Here have some picture show about ASU campus tennis field:



IMG_5863 IMG_5859

More information about ASU women tennis:

Rules of tennis

The best game of tennis ever?

Life of a manager

Whenever you think of a team you think of the players, coaches, etc., but you don’t normally think of the people who get everything ready for that team; the managers.  These people are a part of the team, although most people don’t think of them that way, but they are there in the locker rooms and interact with all the players on a daily basis.  Katherine James is a manager of the volleyball and I managed to talk with her to see what it is like for her to be a manager.

1. Give a little bit of detail on what you do for the team.-

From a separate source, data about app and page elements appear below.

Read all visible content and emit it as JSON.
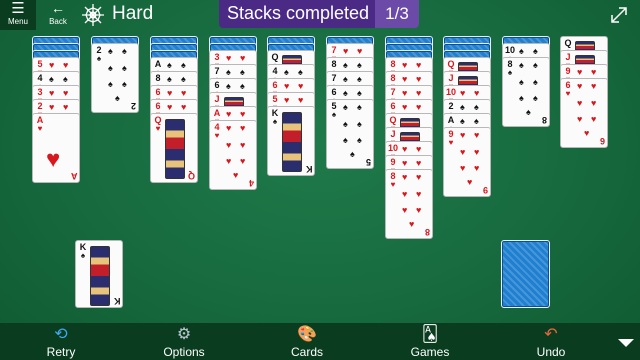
{
  "topbar": {
    "menu_label": "Menu",
    "back_label": "Back",
    "difficulty": "Hard",
    "stacks_label": "Stacks completed",
    "stacks_count": "1/3"
  },
  "toolbar": {
    "retry": "Retry",
    "options": "Options",
    "cards": "Cards",
    "games": "Games",
    "undo": "Undo"
  },
  "colors": {
    "felt": "#176a3e",
    "bar": "#0a3d20",
    "pill": "#4b2a86",
    "card_back": "#1f7fd0",
    "red_suit": "#d6181f"
  },
  "tableau": [
    {
      "column": 1,
      "hidden": 3,
      "up": [
        {
          "r": "5",
          "s": "♥"
        },
        {
          "r": "4",
          "s": "♠"
        },
        {
          "r": "3",
          "s": "♥"
        },
        {
          "r": "2",
          "s": "♥"
        },
        {
          "r": "A",
          "s": "♥"
        }
      ]
    },
    {
      "column": 2,
      "hidden": 1,
      "up": [
        {
          "r": "2",
          "s": "♠"
        }
      ]
    },
    {
      "column": 3,
      "hidden": 3,
      "up": [
        {
          "r": "A",
          "s": "♠"
        },
        {
          "r": "8",
          "s": "♠"
        },
        {
          "r": "6",
          "s": "♥"
        },
        {
          "r": "6",
          "s": "♥"
        },
        {
          "r": "Q",
          "s": "♥"
        }
      ]
    },
    {
      "column": 4,
      "hidden": 2,
      "up": [
        {
          "r": "3",
          "s": "♥"
        },
        {
          "r": "7",
          "s": "♠"
        },
        {
          "r": "6",
          "s": "♠"
        },
        {
          "r": "J",
          "s": "♥"
        },
        {
          "r": "A",
          "s": "♥"
        },
        {
          "r": "4",
          "s": "♥"
        }
      ]
    },
    {
      "column": 5,
      "hidden": 2,
      "up": [
        {
          "r": "Q",
          "s": "♠"
        },
        {
          "r": "4",
          "s": "♠"
        },
        {
          "r": "6",
          "s": "♥"
        },
        {
          "r": "5",
          "s": "♥"
        },
        {
          "r": "K",
          "s": "♠"
        }
      ]
    },
    {
      "column": 6,
      "hidden": 1,
      "up": [
        {
          "r": "7",
          "s": "♥"
        },
        {
          "r": "8",
          "s": "♠"
        },
        {
          "r": "7",
          "s": "♠"
        },
        {
          "r": "6",
          "s": "♠"
        },
        {
          "r": "5",
          "s": "♠"
        }
      ]
    },
    {
      "column": 7,
      "hidden": 3,
      "up": [
        {
          "r": "8",
          "s": "♥"
        },
        {
          "r": "8",
          "s": "♥"
        },
        {
          "r": "7",
          "s": "♥"
        },
        {
          "r": "6",
          "s": "♥"
        },
        {
          "r": "Q",
          "s": "♥"
        },
        {
          "r": "J",
          "s": "♥"
        },
        {
          "r": "10",
          "s": "♥"
        },
        {
          "r": "9",
          "s": "♥"
        },
        {
          "r": "8",
          "s": "♥"
        }
      ]
    },
    {
      "column": 8,
      "hidden": 3,
      "up": [
        {
          "r": "Q",
          "s": "♥"
        },
        {
          "r": "J",
          "s": "♥"
        },
        {
          "r": "10",
          "s": "♥"
        },
        {
          "r": "2",
          "s": "♠"
        },
        {
          "r": "A",
          "s": "♠"
        },
        {
          "r": "9",
          "s": "♥"
        }
      ]
    },
    {
      "column": 9,
      "hidden": 1,
      "up": [
        {
          "r": "10",
          "s": "♠"
        },
        {
          "r": "8",
          "s": "♠"
        }
      ]
    },
    {
      "column": 10,
      "hidden": 0,
      "up": [
        {
          "r": "Q",
          "s": "♠"
        },
        {
          "r": "J",
          "s": "♥"
        },
        {
          "r": "9",
          "s": "♥"
        },
        {
          "r": "6",
          "s": "♥"
        }
      ]
    }
  ],
  "completed_king": {
    "r": "K",
    "s": "♠"
  },
  "stock_piles": 1
}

I basically do whatever the coaches tell me to do. For the most part, I organize the girls’ things, pack their bags for away games and lay out everything they need when they play at home.

2. What is it that made you want to be a manager?-

I wanted to be the manager because I still wanted to be close to the game even if I couldn’t play anymore. I turned down offers to play because I knew volleyball would be more like a job in college, and I wanted to focus more on my studies. The transition wasn’t very easy, so when I found out the team needed a manager, I jumped on the opportunity.

3. How hard can it be for a student to be a manager?-

Being a manager and a student isn’t as hard as being a student athlete, but it is still very demanding. I set aside time in my day almost every day to fulfill my duties, but through all of it, I’ve gained more of a respect for the players because it’s extremely time and energy consuming for them.

4. You played volleyball in high school. Does being a manager help you be closer to the game?-

I did play volleyball in high school, so I actually feel further from the game now than I ever have. However, I’m closer to it than I would be if I weren’t the manager, so I’m extremely grateful for the opportunity to be involved with the team.

5. What is your favorite part/s of being a manager?-

My favorite part about being the manager is being in a position to meet amazing, hard-working athletes and coaches who have a passion for the sport that I love. The connections and relationships that I have formed are priceless. Oh–and front row seats to the game are always a perk, too!

6. You’re there for a lot of team activities what are like behind the scenes of being the manager for the team?-

Being behind the scenes gives me a whole new perspective. Now, the players and coaches aren’t just people–they’re friends. Moreover, I’ve come to realize how much work has to go into the program to make it function. Before, I didn’t realize how much work was behind the program. Things like advertising, setting up facilities, recruiting, watching film, travel arrangements–it is almost overwhelming sometimes to see the work behind the program.

7. Do you feel as a part of the team as you would as a player?-

It’s definitely not the same as being a player, but I do feel like I’m a part of the team–just in a different way. It took some adjusting to, at first, because I didn’t know the sport or institution of a team outside of being a player, but I’ve finally become accustom to my place and role on the team.

8. Does being a manager make you miss the game more? You go to the games and watch everyone practice, warm up, play, etc. but you aren’t the one playing. How does that make you feel about the game?-

Being a manager definitely makes me miss playing. It’s like I’m so close but so far away, at the same time. Some days, it does make me regret not continuing to play, but all good things must come to an end. I still love the game, though, and I always will.

9. What is it that makes you like volleyball so much?-

Volleyball has always been my thing. I just love the rush. I used to be a libero/defensive specialist, and the best feeling in the world was anticipating an attack, moving into position, and making a great dig. The energy in the room when the fans erupt is indescribable–especially when you’re taking it all in from the court.

The volleyball team only has four games left in the regular season before the sunbelt conference tournament begins.  You can see them play their final home game Sunday November 17 against Texas State.